Galaxies are the essential "building blocks" of the visible part of our Universe. They come in a wide range of sizes, morphologies, and stellar populations. Their nuclei may host some of the most energetic physical processes by which a volume of space smaller than the Sun can outshine the entire Universe for a few seconds. They have been detected to the farthest reaches accessible to modern telescopes, yet only the nearest can be resolved into stars and analyzed properly. OWL will be able to resolve stars at much larger distances an in particular peer into the purely stellar elliptical galaxies, now almost devoid of any gas, and all too far from us with present observing capabilities.
Cannibals in the sky
Simulation of a patch of the Universe at early times, (B. Moore, Institute for Theoretical Physics, Zurich).
As our Universe began its first five hundred million years of existence, the delicate cosmic tapestry of galaxies began to form. Driven by dark matter seeds planted at its very birth, intense star-forming regions appeared along titanic-size "walls" connected to each other like in soap-bubble foam. In those early days, when the Universe was but a fraction of its present size, these groups of proto-galaxies were closely packed and thus intensely interacted through gravitational attraction. True to age-old human experience, during this ferocious cannibalism stage, the bigger galaxies swallowed the smaller ones, becoming even fatter in the process and evolving into the giant galaxies of today, such as our own Milky Way. OWL will be able to study myriads of galaxies caught in the full act at meal time and will quantitatively gauge how this process has shaped the visible Universe.

In the past few years, exoplanets have been discovered at an increasing rate, with already more than 100 identified. No direct observation is possible with existing telescopes; the existence of these planets is generally inferred from the minute perturbation of their parent star's motion. Closer to us, solar system objects are periodically visited by space probes, which provide spectacular but short snapshots of our neighborhood. Those limitations will no longer hold with OWL.
Exoplanets and extraterrestrial life

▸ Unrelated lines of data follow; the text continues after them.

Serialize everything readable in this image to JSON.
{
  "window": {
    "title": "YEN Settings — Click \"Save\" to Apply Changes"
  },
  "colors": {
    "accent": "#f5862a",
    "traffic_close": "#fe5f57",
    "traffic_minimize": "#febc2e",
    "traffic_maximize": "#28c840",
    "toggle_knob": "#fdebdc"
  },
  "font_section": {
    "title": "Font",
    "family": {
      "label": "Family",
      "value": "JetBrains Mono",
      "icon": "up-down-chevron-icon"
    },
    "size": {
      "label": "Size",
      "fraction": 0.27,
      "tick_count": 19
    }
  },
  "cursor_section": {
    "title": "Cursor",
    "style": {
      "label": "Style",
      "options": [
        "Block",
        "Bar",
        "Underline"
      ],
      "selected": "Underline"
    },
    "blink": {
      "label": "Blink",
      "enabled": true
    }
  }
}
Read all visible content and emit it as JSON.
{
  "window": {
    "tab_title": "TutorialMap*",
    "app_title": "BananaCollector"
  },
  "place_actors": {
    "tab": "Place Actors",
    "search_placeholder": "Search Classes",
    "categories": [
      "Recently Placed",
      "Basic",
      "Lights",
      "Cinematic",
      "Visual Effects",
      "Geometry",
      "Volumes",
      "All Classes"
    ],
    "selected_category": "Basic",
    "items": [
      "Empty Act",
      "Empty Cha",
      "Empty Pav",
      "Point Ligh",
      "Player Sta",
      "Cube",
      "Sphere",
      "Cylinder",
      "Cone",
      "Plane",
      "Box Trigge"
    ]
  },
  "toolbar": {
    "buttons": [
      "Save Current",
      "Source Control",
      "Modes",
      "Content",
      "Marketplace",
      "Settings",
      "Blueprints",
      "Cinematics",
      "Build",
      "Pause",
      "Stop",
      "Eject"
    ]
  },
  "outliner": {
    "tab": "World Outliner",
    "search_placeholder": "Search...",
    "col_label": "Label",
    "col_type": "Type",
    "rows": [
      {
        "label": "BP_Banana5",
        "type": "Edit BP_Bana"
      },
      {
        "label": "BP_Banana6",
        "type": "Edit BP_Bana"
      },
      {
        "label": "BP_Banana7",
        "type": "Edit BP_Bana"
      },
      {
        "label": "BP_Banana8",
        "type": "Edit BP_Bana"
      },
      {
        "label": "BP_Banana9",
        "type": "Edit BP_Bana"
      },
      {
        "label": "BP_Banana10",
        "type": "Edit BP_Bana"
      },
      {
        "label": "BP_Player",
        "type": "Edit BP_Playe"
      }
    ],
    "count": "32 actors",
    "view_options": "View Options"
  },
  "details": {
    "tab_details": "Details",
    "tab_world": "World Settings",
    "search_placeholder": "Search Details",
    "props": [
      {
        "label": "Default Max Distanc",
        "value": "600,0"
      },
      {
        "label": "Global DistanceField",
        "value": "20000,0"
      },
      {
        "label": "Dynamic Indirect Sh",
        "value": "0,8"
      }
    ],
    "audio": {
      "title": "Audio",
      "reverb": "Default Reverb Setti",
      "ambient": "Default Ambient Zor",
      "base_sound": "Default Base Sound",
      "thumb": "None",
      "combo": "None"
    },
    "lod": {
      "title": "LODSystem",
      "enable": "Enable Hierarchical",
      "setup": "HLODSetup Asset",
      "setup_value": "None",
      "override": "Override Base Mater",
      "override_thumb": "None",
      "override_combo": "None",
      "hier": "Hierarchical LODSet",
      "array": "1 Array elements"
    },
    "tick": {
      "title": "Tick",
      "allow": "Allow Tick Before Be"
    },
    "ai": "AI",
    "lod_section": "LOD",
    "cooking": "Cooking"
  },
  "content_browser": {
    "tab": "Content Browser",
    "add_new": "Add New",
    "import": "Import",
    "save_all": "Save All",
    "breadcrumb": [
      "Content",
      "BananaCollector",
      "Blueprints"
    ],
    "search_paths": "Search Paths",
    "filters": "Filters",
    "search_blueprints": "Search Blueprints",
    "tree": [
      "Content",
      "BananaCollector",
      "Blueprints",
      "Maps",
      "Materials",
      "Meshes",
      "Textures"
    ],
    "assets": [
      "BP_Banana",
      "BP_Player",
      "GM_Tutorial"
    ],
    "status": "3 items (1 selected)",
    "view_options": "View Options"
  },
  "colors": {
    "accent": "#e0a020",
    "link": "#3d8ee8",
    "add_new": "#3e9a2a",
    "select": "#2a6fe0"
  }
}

Perhaps the Holy Grail of present-day astronomy would be the detection of biomarkers on earth-like, or perhaps even not earth-like, planets around other stars. This is being attacked with both flotillas of free-flying satellite interferometers in space or single giant telescopes on the ground. Both approaches are technically hugely challenging and clearly very long-term; yet they are bound to be pursued in earnest by most major astrophysical projects and, certainly, by OWL.
A flyby every night
Much closer to our home planet, in a mere fraction of a second, OWL will be able to get the same crisp view of the clouds in the atmosphere of solar-system planets, volcanoes on Io or transient ringlets around Saturn, as a man-made flyby probe. Contrary to such probes, regular meteorological and geophysical studies of these continuously evolving phenomena will be possible over long time scales …. at extremely low cost.
After the known unknowns, the unknown ones. It is a constant historical trait that telescopes became famous not for what they were built for, but for totally unexpected discoveries that opened entire new chapters of astrophysics. As one of many examples, the 3.6 m telescopes at La Silla and Hawaii were developed in the 70s, the first to refine stellar evolution through studies of the Magellanic Clouds and the second to detect fainter farther galaxies. Yet both teamed to unexpectedly discover gravitational arcs in clusters of galaxies, which besides being a beautiful example of gravitational optics, constitute the gauge to weigh individual galaxies, clusters of galaxies and even the whole Universe, which was sorely lacking in the astronomer toolbox. We may expect, or at least hope, more of the same from OWL!